The wet wipes clogging the equipment that University of Minnesota’s Onsite Sewage Treatment Program researchers use to study septic system effectiveness were the first clue as to why systems serving adult foster homes experience system failure at a greater rate than other residential treatment systems. Results of a study conducted by staff from the University of Minnesota’s Onsite Sewage Treatment Program at six foster homes in Chisago county show that adult foster care homes produce wastewater that is different than typical residential wastewater, with higher levels of contaminates that may contribute to decreased septic system performance. Bleach and other strong cleaning products for example, interfere with organisms required to break down solids in the wastewater.
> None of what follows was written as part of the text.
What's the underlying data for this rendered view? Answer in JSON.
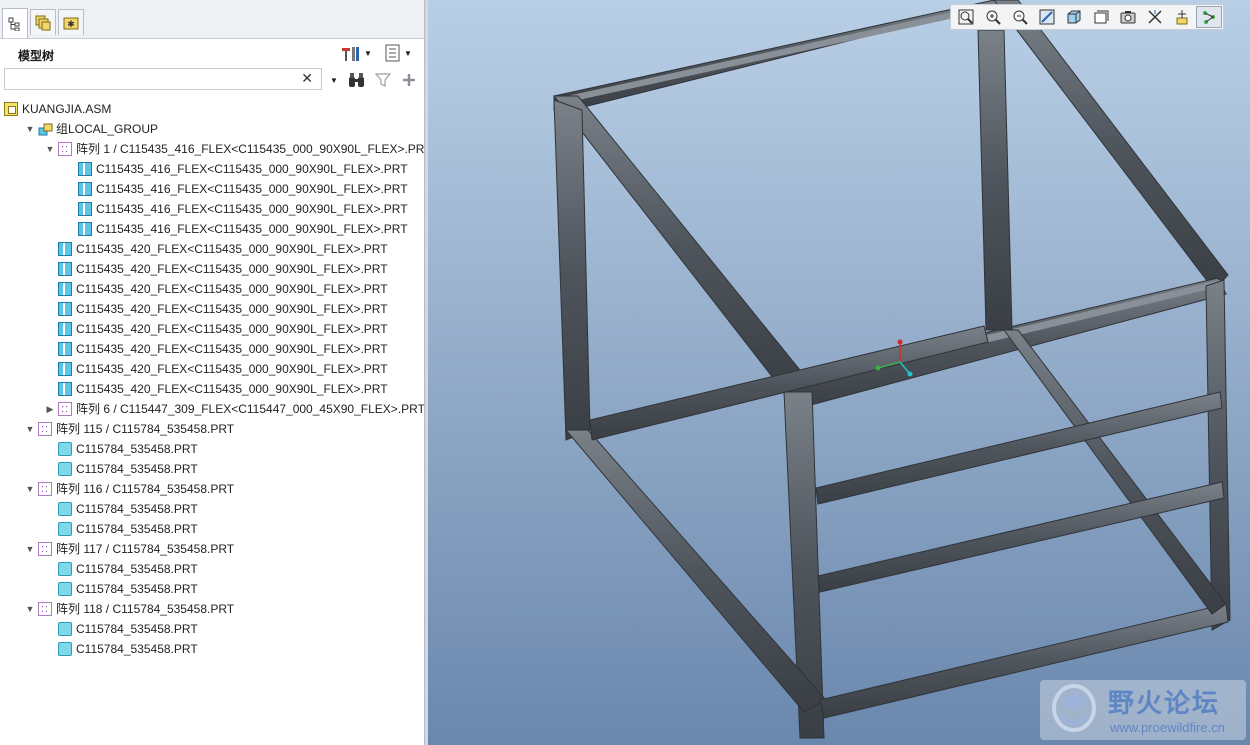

Recently the USACE called upon a group of researchers, including Dr. Deborah Swackhamer and Marc Dettman from the University of Minnesota, to determine how adaptive management is currently being utilized in the USACE, and also to make recommendations for improving adaptive management practices within the USACE. The research team conducted several interviews of USACE personnel in an effort to determine how adaptive management is being used in a variety of USACE natural resource management projects.
The Water Resources Center will host the annual conference at the St. Paul RiverCentre, October 14 and 15, 2014. Conference goers can expect a variety of new water resource solutions, management techniques, and current research about Minnesota’s water resources. Concurrent sessions throughout the day will offer information on engineering projects, best practices in design and application of water resource management methods, water policy and emerging issues. A morning plenary session begins each day of the conference, and luncheons will also feature a speaker. Topics this year include climate impacts on water resources, invasive common carp, and using LiDAR and spatial analysis.
Although she’s stepped down from the co-directorship of the University of Minnesota’s Water Resources Center (WRC), don’t expect Deb Swackhamer to fade away. She remains a University professor of science technology and environmental policy at the Humphrey School of Public Affairs, a professor of environmental health sciences with the School of Public Health and leaves a legacy of water protection literally, on the books.
When John Bilotta set sail aboard the Nancy Foster on June 17 as part of NOAA’s (National Oceanic and Atmospheric Administration) Teacher at Sea project he was eager to apply his teaching mantra of “see, touch and smell” to his own education. “I spend so much time talking and teaching about the oceans that I was just excited to apply that philosophy to my own learning.”
For fifteen years, DNR MinnAqua supervisor Roland Sigurdson occupied an office cube at the Water Resources Center. A scan of his desk and walls reveals a life in balance. The displays are remarkably focused, reflecting his love of family, friends, fun, education and fishing. His wife Stacey and daughter Natalie beam from multiple photos, there are childhood pictures of Roland and his siblings on the farm, images of Roland the educator before groups of fascinated children, and lots and lots of fish.
In February, the University of Minnesota Tourism Center, in partnership with Explore Minnesota, released the “State of Sustainable Tourism in Minnesota: Changes from 2007 to 2013.” The study surveyed 3,550 Minnesota resort and tourism industry managers, owners and operators on sustainable practices ranging from energy efficiency to water conservation.
With one exception—sweeping large areas—there were no significant improvements by operators in the adoption of six sustainable water practices assessed across years.
While there’s been lot of talk about the health and environmental effects of genetically modified crops, there’s been relatively little attention paid to the environmental effects of glyphosate, a companion chemical that’s now the most widely used herbicide in the world.
Known to urban lawn warriors by its commercial name “Roundup,” glyphosate is routinely applied for weed control on an agricultural scale on genetically modified corn, soybeans, alfalfa, sugar beets, and cotton in the Midwest and elsewhere.